(Component data from apps and pages)
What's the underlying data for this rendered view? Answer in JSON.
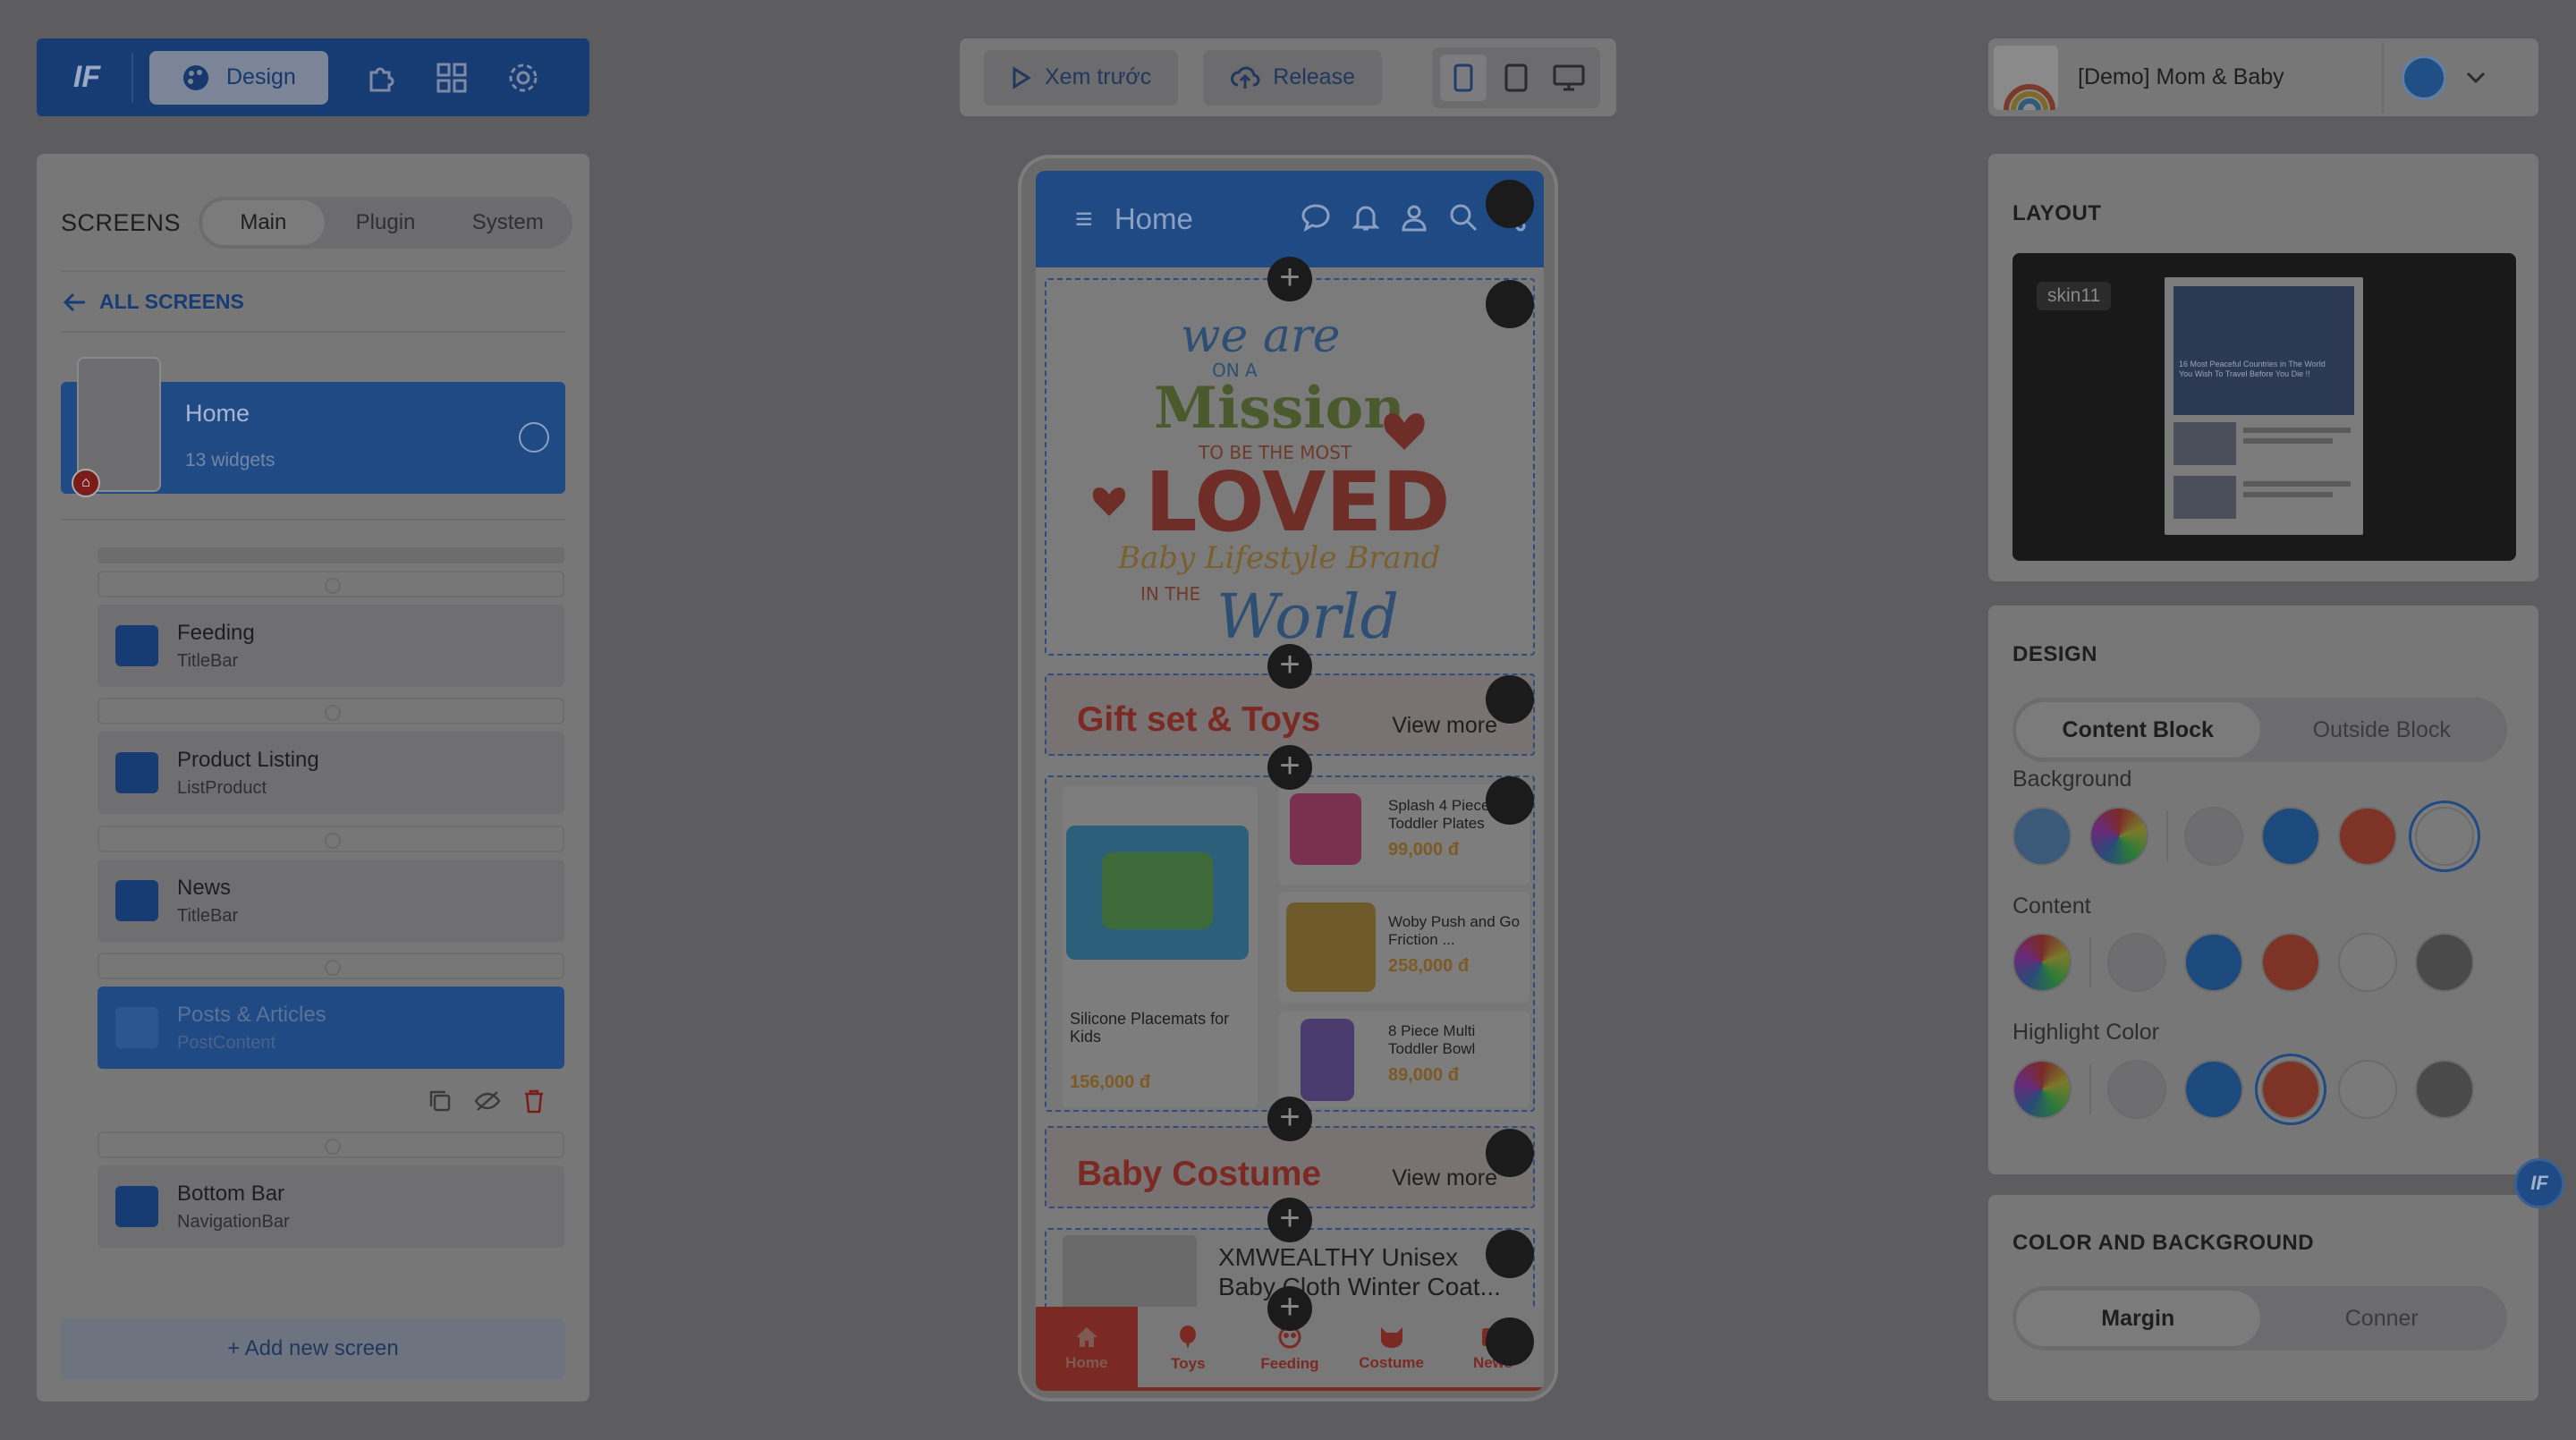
{
  "toolbar_left": {
    "logo_text": "IF",
    "design_label": "Design",
    "icons": [
      "plugin-icon",
      "grid-icon",
      "gear-icon"
    ]
  },
  "toolbar_center": {
    "preview_label": "Xem trước",
    "release_label": "Release",
    "devices": [
      "mobile",
      "tablet",
      "desktop"
    ],
    "active_device": "mobile"
  },
  "toolbar_right": {
    "app_name": "[Demo] Mom & Baby"
  },
  "left_panel": {
    "title": "SCREENS",
    "tabs": [
      "Main",
      "Plugin",
      "System"
    ],
    "active_tab": "Main",
    "all_screens_label": "ALL SCREENS",
    "home_screen": {
      "name": "Home",
      "widget_count": "13 widgets"
    },
    "widgets": [
      {
        "name": "Feeding",
        "type": "TitleBar"
      },
      {
        "name": "Product Listing",
        "type": "ListProduct"
      },
      {
        "name": "News",
        "type": "TitleBar"
      },
      {
        "name": "Posts & Articles",
        "type": "PostContent"
      },
      {
        "name": "Bottom Bar",
        "type": "NavigationBar"
      }
    ],
    "selected_widget": "Posts & Articles",
    "add_screen_label": "+ Add new screen"
  },
  "phone": {
    "appbar_title": "Home",
    "banner": {
      "line1": "we are",
      "line2": "ON A",
      "line3": "Mission",
      "line4": "TO BE THE MOST",
      "line5": "LOVED",
      "line6": "Baby Lifestyle Brand",
      "line7": "IN THE",
      "line8": "World"
    },
    "section1": {
      "title": "Gift set & Toys",
      "view_more": "View more"
    },
    "products": [
      {
        "name": "Silicone Placemats for Kids",
        "price": "156,000 đ"
      },
      {
        "name": "Splash 4 Piece Toddler Plates",
        "price": "99,000 đ"
      },
      {
        "name": "Woby Push and Go Friction ...",
        "price": "258,000 đ"
      },
      {
        "name": "8 Piece Multi Toddler Bowl",
        "price": "89,000 đ"
      }
    ],
    "section2": {
      "title": "Baby Costume",
      "view_more": "View more"
    },
    "costume_item": "XMWEALTHY Unisex Baby Cloth Winter Coat...",
    "bottom_bar": [
      "Home",
      "Toys",
      "Feeding",
      "Costume",
      "News"
    ],
    "bottom_bar_active": "Home"
  },
  "right_panel": {
    "layout_title": "LAYOUT",
    "skin_name": "skin11",
    "skin_preview_texts": [
      "16 Most Peaceful Countries in The World You Wish To Travel Before You Die !!"
    ],
    "design_title": "DESIGN",
    "design_tabs": [
      "Content Block",
      "Outside Block"
    ],
    "design_active_tab": "Content Block",
    "background_label": "Background",
    "content_label": "Content",
    "highlight_label": "Highlight Color",
    "color_section_title": "COLOR AND BACKGROUND",
    "color_tabs": [
      "Margin",
      "Conner"
    ],
    "color_active_tab": "Margin"
  },
  "colors": {
    "brand_blue": "#1f4a84",
    "brand_red": "#7a2a23",
    "background_swatches": [
      "#6e6e70",
      "#1d4a7d",
      "#7d3427",
      "#7a7a7a"
    ],
    "content_swatches": [
      "#6e6e70",
      "#1d4a7d",
      "#7d3427",
      "#7a7a7a",
      "#4a4a4a"
    ],
    "highlight_swatches": [
      "#6e6e70",
      "#1d4a7d",
      "#7d3427",
      "#7a7a7a",
      "#4a4a4a"
    ],
    "background_selected_index": 3,
    "highlight_selected_index": 2
  }
}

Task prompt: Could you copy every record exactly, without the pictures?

Your solution:
What's the underlying data for this rendered view? Answer in JSON.
{
  "toolbar_left": {
    "logo_text": "IF",
    "design_label": "Design",
    "icons": [
      "plugin-icon",
      "grid-icon",
      "gear-icon"
    ]
  },
  "toolbar_center": {
    "preview_label": "Xem trước",
    "release_label": "Release",
    "devices": [
      "mobile",
      "tablet",
      "desktop"
    ],
    "active_device": "mobile"
  },
  "toolbar_right": {
    "app_name": "[Demo] Mom & Baby"
  },
  "left_panel": {
    "title": "SCREENS",
    "tabs": [
      "Main",
      "Plugin",
      "System"
    ],
    "active_tab": "Main",
    "all_screens_label": "ALL SCREENS",
    "home_screen": {
      "name": "Home",
      "widget_count": "13 widgets"
    },
    "widgets": [
      {
        "name": "Feeding",
        "type": "TitleBar"
      },
      {
        "name": "Product Listing",
        "type": "ListProduct"
      },
      {
        "name": "News",
        "type": "TitleBar"
      },
      {
        "name": "Posts & Articles",
        "type": "PostContent"
      },
      {
        "name": "Bottom Bar",
        "type": "NavigationBar"
      }
    ],
    "selected_widget": "Posts & Articles",
    "add_screen_label": "+ Add new screen"
  },
  "phone": {
    "appbar_title": "Home",
    "banner": {
      "line1": "we are",
      "line2": "ON A",
      "line3": "Mission",
      "line4": "TO BE THE MOST",
      "line5": "LOVED",
      "line6": "Baby Lifestyle Brand",
      "line7": "IN THE",
      "line8": "World"
    },
    "section1": {
      "title": "Gift set & Toys",
      "view_more": "View more"
    },
    "products": [
      {
        "name": "Silicone Placemats for Kids",
        "price": "156,000 đ"
      },
      {
        "name": "Splash 4 Piece Toddler Plates",
        "price": "99,000 đ"
      },
      {
        "name": "Woby Push and Go Friction ...",
        "price": "258,000 đ"
      },
      {
        "name": "8 Piece Multi Toddler Bowl",
        "price": "89,000 đ"
      }
    ],
    "section2": {
      "title": "Baby Costume",
      "view_more": "View more"
    },
    "costume_item": "XMWEALTHY Unisex Baby Cloth Winter Coat...",
    "bottom_bar": [
      "Home",
      "Toys",
      "Feeding",
      "Costume",
      "News"
    ],
    "bottom_bar_active": "Home"
  },
  "right_panel": {
    "layout_title": "LAYOUT",
    "skin_name": "skin11",
    "skin_preview_texts": [
      "16 Most Peaceful Countries in The World You Wish To Travel Before You Die !!"
    ],
    "design_title": "DESIGN",
    "design_tabs": [
      "Content Block",
      "Outside Block"
    ],
    "design_active_tab": "Content Block",
    "background_label": "Background",
    "content_label": "Content",
    "highlight_label": "Highlight Color",
    "color_section_title": "COLOR AND BACKGROUND",
    "color_tabs": [
      "Margin",
      "Conner"
    ],
    "color_active_tab": "Margin"
  },
  "colors": {
    "brand_blue": "#1f4a84",
    "brand_red": "#7a2a23",
    "background_swatches": [
      "#6e6e70",
      "#1d4a7d",
      "#7d3427",
      "#7a7a7a"
    ],
    "content_swatches": [
      "#6e6e70",
      "#1d4a7d",
      "#7d3427",
      "#7a7a7a",
      "#4a4a4a"
    ],
    "highlight_swatches": [
      "#6e6e70",
      "#1d4a7d",
      "#7d3427",
      "#7a7a7a",
      "#4a4a4a"
    ],
    "background_selected_index": 3,
    "highlight_selected_index": 2
  }
}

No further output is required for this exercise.